Sadeghi, SMM, P Attarod, JT Van Stan II, TG Pypker, D Dunkerley (2015) Efficiency of the reformulated Gash's interception model in semiarid afforestations. Ag. For. Met. 201, 76-85.

Hribjlan, JA, ES Kane, TG Pypker, RA Chimner (2014) The effect of long-term water table manipulations on dissolved organic carbon dynamics in a poor fen. Journal of Geophysical Research Biogeosci. 119, 577-595.

Kane, ES, LR Mazzoleni, CJ Kratz, JA Hribljan, CP Johnson, TG Pypker, R Chimner (2014) Peat porewater dissolved organic carbon concentration and lability increase with warming: a field temperature manipulation experiment in a poor-fen. Biogeochem. 119, 161-178.

Sadeghi, SMM, P Attarod, TG Pypker, D Dunkerley (2014) Is canopy interception increased in semiarid tree plantations? Evidence from a field investigation in Tehran, Iran. Turkish J. Ag. For. 38, 792-806.

Ballantyne, DM, JA Hribljan, TG Pypker, RA Chimner (2014) Long-term water table manipulations alter peatland gaseous carbon fluxes in Northern Michigan. Wetlands Ecol.

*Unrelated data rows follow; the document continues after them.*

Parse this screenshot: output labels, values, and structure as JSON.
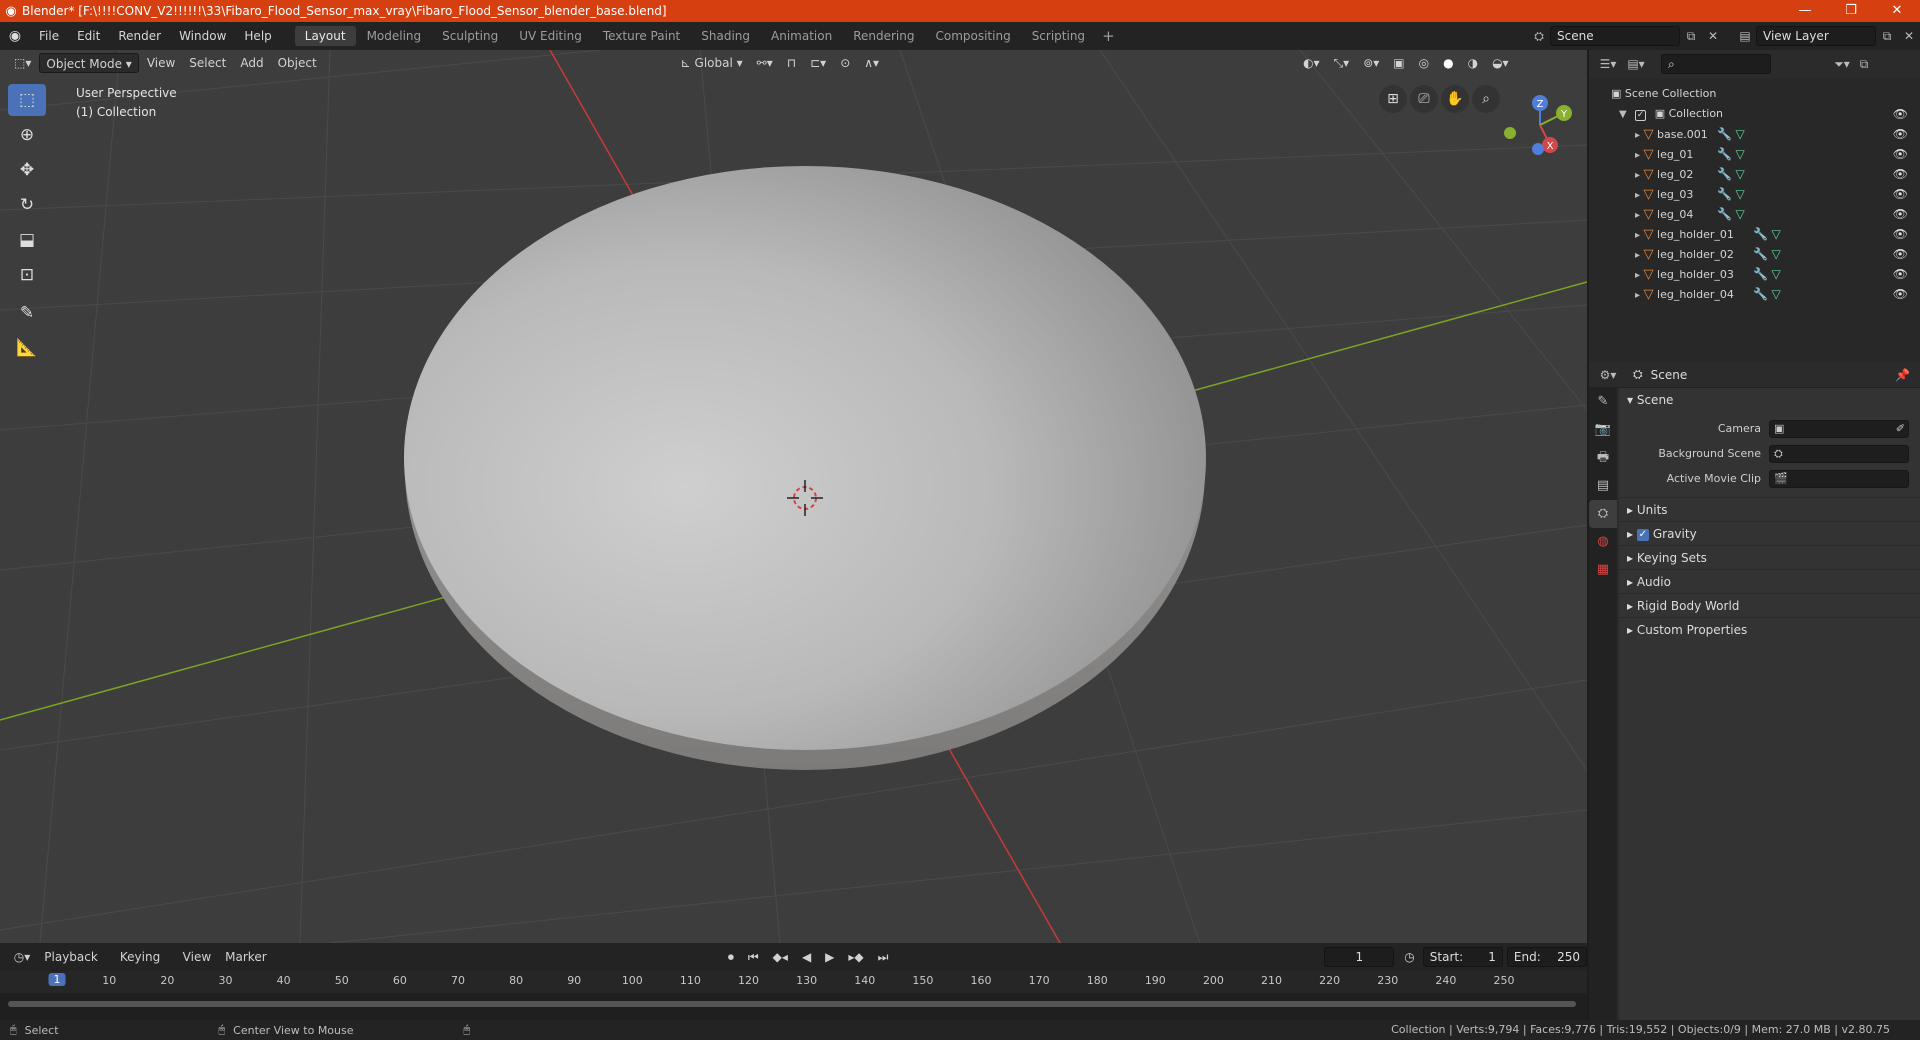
{
  "window": {
    "title": "Blender* [F:\\!!!!CONV_V2!!!!!!\\33\\Fibaro_Flood_Sensor_max_vray\\Fibaro_Flood_Sensor_blender_base.blend]",
    "minimize": "—",
    "restore": "❐",
    "close": "✕"
  },
  "menu": [
    "File",
    "Edit",
    "Render",
    "Window",
    "Help"
  ],
  "workspaces": [
    "Layout",
    "Modeling",
    "Sculpting",
    "UV Editing",
    "Texture Paint",
    "Shading",
    "Animation",
    "Rendering",
    "Compositing",
    "Scripting"
  ],
  "topright": {
    "scene": "Scene",
    "view_layer": "View Layer"
  },
  "viewport": {
    "mode": "Object Mode",
    "menus": [
      "View",
      "Select",
      "Add",
      "Object"
    ],
    "orientation": "Global",
    "perspective": "User Perspective",
    "collection": "(1) Collection",
    "gizmo_axes": {
      "z": "Z",
      "y": "Y",
      "x": "X"
    }
  },
  "outliner": {
    "root": "Scene Collection",
    "collection": "Collection",
    "objects": [
      "base.001",
      "leg_01",
      "leg_02",
      "leg_03",
      "leg_04",
      "leg_holder_01",
      "leg_holder_02",
      "leg_holder_03",
      "leg_holder_04"
    ]
  },
  "properties": {
    "context": "Scene",
    "panel": "Scene",
    "fields": [
      {
        "label": "Camera",
        "value": ""
      },
      {
        "label": "Background Scene",
        "value": ""
      },
      {
        "label": "Active Movie Clip",
        "value": ""
      }
    ],
    "subpanels": [
      "Units",
      "Gravity",
      "Keying Sets",
      "Audio",
      "Rigid Body World",
      "Custom Properties"
    ]
  },
  "timeline": {
    "menus": [
      "Playback",
      "Keying",
      "View",
      "Marker"
    ],
    "current_frame": "1",
    "start_label": "Start:",
    "start": "1",
    "end_label": "End:",
    "end": "250",
    "ticks": [
      "1",
      "10",
      "20",
      "30",
      "40",
      "50",
      "60",
      "70",
      "80",
      "90",
      "100",
      "110",
      "120",
      "130",
      "140",
      "150",
      "160",
      "170",
      "180",
      "190",
      "200",
      "210",
      "220",
      "230",
      "240",
      "250"
    ]
  },
  "status": {
    "select": "Select",
    "center": "Center View to Mouse",
    "stats": "Collection | Verts:9,794 | Faces:9,776 | Tris:19,552 | Objects:0/9 | Mem: 27.0 MB | v2.80.75"
  },
  "colors": {
    "accent": "#4b72b8",
    "titlebar": "#d64010",
    "mesh_icon": "#e8853a",
    "x_axis": "#c83a3a",
    "y_axis": "#7aa426"
  }
}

Manage. 22 35-47.

Employment History

Thompson Rivers University
Assistant Professor Department of Natural Resource Sciences June 2013 to present

University of Northern BC
Adjunct Professor Sept 2014 to present

Michigan Technological University
Adjunct Professor School of Forest Resources and Environmental Science June 2013 to present
Assistant Professor School of Forest Resources and Environmental Science Feb 2007 to June 2013

Oregon State University
Research Associate (Post-Doc) College of Oceanic and Atmospheric Science Feb 2005 to Jan 2007

Courses Taught

Thompson Rivers University

Introduction to Soils (NRSC 2000), 2013, 2016 to present
Watershed Management (NRSC 4110), 2014 to present
Introduction to Climate Change Science (NRSC 1500), 2014 to present
Graduating Essay (NRSC 4230), 2015 to 2016
Dendrology 1 (NRSC 1120), 2014 to 2015
Evolution and Ecology (ENVS 5020), 2014
Advanced Topics in Canopy Hydrology (GEOG 4480), 2014
Advanced Topics in Soils (NRSC 5480), 2013

Michigan Technological University

Advanced Topics in Climate Change (FW5240), 2011 to 2013
Ecohydrology (FW 5230), 2011 to 2013
Forest and Landscape Hydrology (FW 4370), 2008 to 2013
Biometeorology (FW 5210), 2009 to present
Fieldwork in International Forestry (FW5730), 2010 to 2013
Graduate Teaching (FW 6980), 2012 to 2013
Integrated Resource Assessment (FW4810), 2012
Measurement Techniques in Atmospheric Science (FW 5510), 2010
Doctoral Graduate Seminar (FW 6800), 2008 to 2010
Master's Graduate Seminar (FW 5800), 2008 to 2010
Methods in Research (FW 5510), 2009
Climate Change and Water Resources (UN 5590), 2009
IPCC 2007: Global Climate Change (FW 5510), 2008
Dataloggers (FW 5510), SFRES, 2008
Environmental Biophysics (FW 5510), 2008
Methods used to determine rainfall interception loss in forests (FW 5510), 2007